Next up is the honed and proficient Darren Matthews from Newry – 'Or for any Protestants in, London-Newry'. He is an efficient laugh maker, a seasoned pro adopting the classic 'leaning on the mic-stand' pose. He's also a fine supporting comedian: polished, unthreatening and in and out without touching the sides.

Hand then leaps onto the stage in a spangly show-biz jacket. He already looks like a constellation of stars, but will he prove to be one tonight? 'I haven't got a clue what's going to happen in the next hour,' he cheerfully admits. I spot a guitar lurking in the shadows by the side of the stage, so I have an inkling.
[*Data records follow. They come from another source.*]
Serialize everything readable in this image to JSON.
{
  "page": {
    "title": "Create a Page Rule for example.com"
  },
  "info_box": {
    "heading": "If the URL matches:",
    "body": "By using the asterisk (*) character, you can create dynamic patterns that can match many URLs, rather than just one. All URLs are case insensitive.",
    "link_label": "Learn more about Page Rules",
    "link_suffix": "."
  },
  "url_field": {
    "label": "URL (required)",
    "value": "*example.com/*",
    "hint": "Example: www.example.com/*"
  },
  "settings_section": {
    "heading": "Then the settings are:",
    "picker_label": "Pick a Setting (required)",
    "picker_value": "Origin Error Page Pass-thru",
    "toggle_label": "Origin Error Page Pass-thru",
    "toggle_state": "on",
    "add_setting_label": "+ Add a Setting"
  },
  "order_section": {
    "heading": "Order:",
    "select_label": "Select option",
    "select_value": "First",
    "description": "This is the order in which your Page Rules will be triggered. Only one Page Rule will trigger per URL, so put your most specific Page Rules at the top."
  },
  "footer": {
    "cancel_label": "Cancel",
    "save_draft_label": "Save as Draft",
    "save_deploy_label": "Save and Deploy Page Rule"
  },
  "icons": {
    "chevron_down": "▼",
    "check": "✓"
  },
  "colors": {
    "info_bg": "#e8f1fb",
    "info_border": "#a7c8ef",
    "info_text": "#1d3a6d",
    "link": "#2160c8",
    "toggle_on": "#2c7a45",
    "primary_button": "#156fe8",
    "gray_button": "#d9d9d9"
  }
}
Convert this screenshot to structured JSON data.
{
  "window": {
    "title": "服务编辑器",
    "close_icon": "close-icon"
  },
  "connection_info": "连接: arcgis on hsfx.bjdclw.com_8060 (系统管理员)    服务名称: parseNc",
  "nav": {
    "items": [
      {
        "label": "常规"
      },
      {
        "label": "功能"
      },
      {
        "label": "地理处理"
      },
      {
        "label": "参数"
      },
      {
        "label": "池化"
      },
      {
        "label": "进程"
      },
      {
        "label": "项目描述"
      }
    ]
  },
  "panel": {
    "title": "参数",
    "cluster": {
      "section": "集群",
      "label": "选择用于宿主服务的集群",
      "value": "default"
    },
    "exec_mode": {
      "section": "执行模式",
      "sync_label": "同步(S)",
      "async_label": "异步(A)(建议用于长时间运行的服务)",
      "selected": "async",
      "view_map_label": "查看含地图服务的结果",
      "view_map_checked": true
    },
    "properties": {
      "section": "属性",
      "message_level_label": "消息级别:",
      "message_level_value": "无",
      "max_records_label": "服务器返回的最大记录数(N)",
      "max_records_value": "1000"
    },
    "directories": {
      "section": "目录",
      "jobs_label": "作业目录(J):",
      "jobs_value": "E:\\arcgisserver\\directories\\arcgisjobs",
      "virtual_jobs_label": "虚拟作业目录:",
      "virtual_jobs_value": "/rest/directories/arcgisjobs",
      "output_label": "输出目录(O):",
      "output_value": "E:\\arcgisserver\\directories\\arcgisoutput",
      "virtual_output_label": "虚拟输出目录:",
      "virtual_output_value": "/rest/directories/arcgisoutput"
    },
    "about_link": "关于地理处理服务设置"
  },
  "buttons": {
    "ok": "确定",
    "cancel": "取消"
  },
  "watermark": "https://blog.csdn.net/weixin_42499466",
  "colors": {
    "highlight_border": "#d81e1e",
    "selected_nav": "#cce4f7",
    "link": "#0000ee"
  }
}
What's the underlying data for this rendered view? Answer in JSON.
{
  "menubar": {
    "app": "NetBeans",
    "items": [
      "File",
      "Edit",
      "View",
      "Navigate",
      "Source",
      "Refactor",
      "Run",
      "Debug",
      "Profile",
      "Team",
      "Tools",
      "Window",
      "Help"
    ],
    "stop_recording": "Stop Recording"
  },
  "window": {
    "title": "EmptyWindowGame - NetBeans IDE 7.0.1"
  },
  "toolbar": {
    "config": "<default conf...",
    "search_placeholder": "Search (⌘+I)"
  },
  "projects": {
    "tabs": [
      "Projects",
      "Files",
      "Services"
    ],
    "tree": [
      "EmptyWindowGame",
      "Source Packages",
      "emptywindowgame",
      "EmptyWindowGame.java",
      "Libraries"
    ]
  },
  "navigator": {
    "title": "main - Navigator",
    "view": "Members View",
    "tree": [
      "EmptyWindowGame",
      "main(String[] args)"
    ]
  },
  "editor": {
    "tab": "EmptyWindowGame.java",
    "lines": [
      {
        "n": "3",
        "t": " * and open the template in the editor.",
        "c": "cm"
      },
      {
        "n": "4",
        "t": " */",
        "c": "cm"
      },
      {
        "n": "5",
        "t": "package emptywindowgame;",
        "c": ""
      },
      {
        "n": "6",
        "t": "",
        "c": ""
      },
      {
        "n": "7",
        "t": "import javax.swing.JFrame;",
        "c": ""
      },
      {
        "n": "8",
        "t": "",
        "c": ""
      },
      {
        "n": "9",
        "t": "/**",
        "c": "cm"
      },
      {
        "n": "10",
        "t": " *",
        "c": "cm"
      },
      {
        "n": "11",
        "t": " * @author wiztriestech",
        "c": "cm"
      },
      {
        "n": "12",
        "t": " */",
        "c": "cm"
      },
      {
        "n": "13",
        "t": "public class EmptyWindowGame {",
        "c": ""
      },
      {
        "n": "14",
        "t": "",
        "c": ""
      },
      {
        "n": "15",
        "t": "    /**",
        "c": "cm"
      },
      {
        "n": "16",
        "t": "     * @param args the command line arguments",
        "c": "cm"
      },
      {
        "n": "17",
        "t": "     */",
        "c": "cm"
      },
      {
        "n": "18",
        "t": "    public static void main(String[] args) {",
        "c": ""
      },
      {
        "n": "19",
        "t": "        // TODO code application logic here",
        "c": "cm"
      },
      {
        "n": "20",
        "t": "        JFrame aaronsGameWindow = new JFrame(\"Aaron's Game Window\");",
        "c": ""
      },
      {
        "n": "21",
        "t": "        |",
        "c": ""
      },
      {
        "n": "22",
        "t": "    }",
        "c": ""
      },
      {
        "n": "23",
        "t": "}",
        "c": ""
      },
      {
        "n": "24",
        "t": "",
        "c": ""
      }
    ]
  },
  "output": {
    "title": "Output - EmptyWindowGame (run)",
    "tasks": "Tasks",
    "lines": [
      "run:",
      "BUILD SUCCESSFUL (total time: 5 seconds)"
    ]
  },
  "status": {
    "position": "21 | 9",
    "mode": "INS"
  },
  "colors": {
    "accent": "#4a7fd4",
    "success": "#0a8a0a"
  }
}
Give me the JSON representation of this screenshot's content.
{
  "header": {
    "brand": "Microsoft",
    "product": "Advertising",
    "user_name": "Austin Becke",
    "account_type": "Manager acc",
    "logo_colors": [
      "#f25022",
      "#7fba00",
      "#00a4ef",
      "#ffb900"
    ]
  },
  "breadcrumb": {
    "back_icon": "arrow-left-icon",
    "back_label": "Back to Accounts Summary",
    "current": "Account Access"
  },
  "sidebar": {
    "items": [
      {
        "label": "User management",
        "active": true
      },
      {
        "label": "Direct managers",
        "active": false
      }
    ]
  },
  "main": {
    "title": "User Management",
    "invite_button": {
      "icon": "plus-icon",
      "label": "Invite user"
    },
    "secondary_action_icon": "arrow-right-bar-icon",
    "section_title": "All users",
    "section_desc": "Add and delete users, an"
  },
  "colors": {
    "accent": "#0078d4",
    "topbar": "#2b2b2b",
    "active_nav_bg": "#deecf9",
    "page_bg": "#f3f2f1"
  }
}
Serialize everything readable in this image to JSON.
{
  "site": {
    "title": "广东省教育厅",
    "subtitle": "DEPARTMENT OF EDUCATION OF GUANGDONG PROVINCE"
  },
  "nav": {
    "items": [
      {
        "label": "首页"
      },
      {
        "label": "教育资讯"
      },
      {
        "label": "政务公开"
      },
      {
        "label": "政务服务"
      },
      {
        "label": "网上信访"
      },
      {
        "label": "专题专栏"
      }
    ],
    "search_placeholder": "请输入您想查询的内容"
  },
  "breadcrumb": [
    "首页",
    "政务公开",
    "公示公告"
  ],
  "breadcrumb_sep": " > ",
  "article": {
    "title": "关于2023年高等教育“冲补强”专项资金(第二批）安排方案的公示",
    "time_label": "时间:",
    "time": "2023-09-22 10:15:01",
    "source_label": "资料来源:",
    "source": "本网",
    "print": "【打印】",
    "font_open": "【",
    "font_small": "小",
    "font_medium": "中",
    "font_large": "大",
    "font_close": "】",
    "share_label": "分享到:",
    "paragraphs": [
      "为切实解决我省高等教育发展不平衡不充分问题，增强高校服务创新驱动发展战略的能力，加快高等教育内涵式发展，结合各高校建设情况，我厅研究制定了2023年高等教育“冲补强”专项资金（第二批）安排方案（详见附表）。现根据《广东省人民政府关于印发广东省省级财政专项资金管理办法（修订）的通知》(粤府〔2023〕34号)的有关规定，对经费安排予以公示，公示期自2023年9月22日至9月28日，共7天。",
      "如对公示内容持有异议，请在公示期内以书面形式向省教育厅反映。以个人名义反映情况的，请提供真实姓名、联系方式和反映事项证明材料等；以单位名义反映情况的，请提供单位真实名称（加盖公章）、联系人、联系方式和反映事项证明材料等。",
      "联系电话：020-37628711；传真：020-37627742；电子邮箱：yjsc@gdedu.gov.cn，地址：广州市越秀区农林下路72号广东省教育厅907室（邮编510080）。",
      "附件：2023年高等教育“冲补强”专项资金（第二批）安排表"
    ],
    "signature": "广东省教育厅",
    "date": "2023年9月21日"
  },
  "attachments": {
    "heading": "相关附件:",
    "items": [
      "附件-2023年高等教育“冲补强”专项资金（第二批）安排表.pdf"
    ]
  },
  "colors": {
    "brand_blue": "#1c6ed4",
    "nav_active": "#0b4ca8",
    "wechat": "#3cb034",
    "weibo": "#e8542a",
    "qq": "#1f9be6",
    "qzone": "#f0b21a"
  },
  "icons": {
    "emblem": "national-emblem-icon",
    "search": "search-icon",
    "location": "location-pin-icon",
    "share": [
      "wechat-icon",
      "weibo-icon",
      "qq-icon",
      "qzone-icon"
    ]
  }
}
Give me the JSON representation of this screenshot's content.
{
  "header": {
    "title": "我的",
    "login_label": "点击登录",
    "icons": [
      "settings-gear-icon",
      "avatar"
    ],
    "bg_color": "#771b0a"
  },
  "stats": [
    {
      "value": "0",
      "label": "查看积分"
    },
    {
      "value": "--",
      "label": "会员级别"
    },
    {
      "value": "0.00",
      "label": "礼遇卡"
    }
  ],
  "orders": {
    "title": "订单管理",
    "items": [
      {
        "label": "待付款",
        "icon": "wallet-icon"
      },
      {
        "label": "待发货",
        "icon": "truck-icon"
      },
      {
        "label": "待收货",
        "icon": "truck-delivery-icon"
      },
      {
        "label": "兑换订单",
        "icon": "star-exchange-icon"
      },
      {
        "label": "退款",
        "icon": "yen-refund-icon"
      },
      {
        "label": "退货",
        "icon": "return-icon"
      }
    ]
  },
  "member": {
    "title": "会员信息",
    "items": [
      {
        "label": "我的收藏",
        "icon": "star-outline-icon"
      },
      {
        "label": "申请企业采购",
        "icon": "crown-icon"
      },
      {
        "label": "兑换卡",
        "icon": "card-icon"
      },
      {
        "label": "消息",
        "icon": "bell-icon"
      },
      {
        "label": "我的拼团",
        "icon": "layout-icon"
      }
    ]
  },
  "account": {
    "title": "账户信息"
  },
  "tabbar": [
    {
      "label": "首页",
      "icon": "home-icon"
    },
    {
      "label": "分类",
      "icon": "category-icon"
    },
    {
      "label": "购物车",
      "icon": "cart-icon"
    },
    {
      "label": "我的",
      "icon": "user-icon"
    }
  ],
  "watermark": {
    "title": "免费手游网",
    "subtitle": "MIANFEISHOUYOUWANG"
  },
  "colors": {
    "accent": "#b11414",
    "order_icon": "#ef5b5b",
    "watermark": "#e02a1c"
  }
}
It sends a shiver through me.

What he does first, though, is point out that two of the people who bought tickets to the show have foreign names. Now, I'm fairly sure there is no malice intended – he isn't being mean to them, he just wants to know how they found out about the show – but it is an odd, awkward way to start a comedy set, and outlines a guilelessness that seems to hang over Hand the entire length of the performance.

Hand's stock in trade is the groan-inducing pun and the stage is littered with dropped clangers tonight. 'Did a gig in a hospital earlier. Had them in stitches,' is followed by 'My Harry Styles sat-nav is broken. It only goes in one direction.' You get the idea.

The audience, admittedly a partisan one, love it. There are gales of laughter as Hand nips back and forth on the stage, a ball of energy. He looks like a comedian, with his Live at the Electric haircut, Bruce Forsyth jacket and obvious eagerness to please. But his material lets him down.

A long section of the show relates to him having googled 'funny names' on the internet. ('Carrie Oakey. I hear she's very big in China.') Another part sees him showing pictures of himself as a kid. That's it. Just pictures of himself as a child. He notes at the end of it: 'I don't know what that round of applause was for... perhaps for not being as big a pansy as I was back then.'

It would be fair to say that he is not a performer who is over-burdened by the niceties of political correctness. The comedy 'Indian' accent is also misjudged.

For the final part of his act he stages a mock chat show, as his ambition is clearly to be a television presenter. In fact, he says as much. As he gathers people from the audience, Hand hands one blonde woman an inflatable life preserver. 'You're going to be Pamela Anderson,' he says, adding as an aside, 'You actually have the boobs to be Pamela Anderson'. I'm watching through my fingers at this point. It's like Alan Partridge as a holiday rep.

When he gets a man with a riding crop to ride around on the back of a man in a horse mask, the crowd lose it, but no one is laughing harder than Hand. He finishes, as I knew he would – this old skool all-round entertainer – with a song. The guitar is pressed into service. The song is about Rory Mcllroy. The next song is a rap, and the David Brent impression is completed when Hand forgets the words half way through.

It's hard to dislike Ryan Hand. He clearly means well. He wants you to have a good time and he will do anything he can to ensure that that happens even, I suspect, if it means physical harm to his person. But there's no idea here, no theme, no structure and, beyond the Christmas cracker jokes, no real material.

Ultimately he needs to sit down and have a think about why he's doing this. Does he want to be famous, or does he want to be good?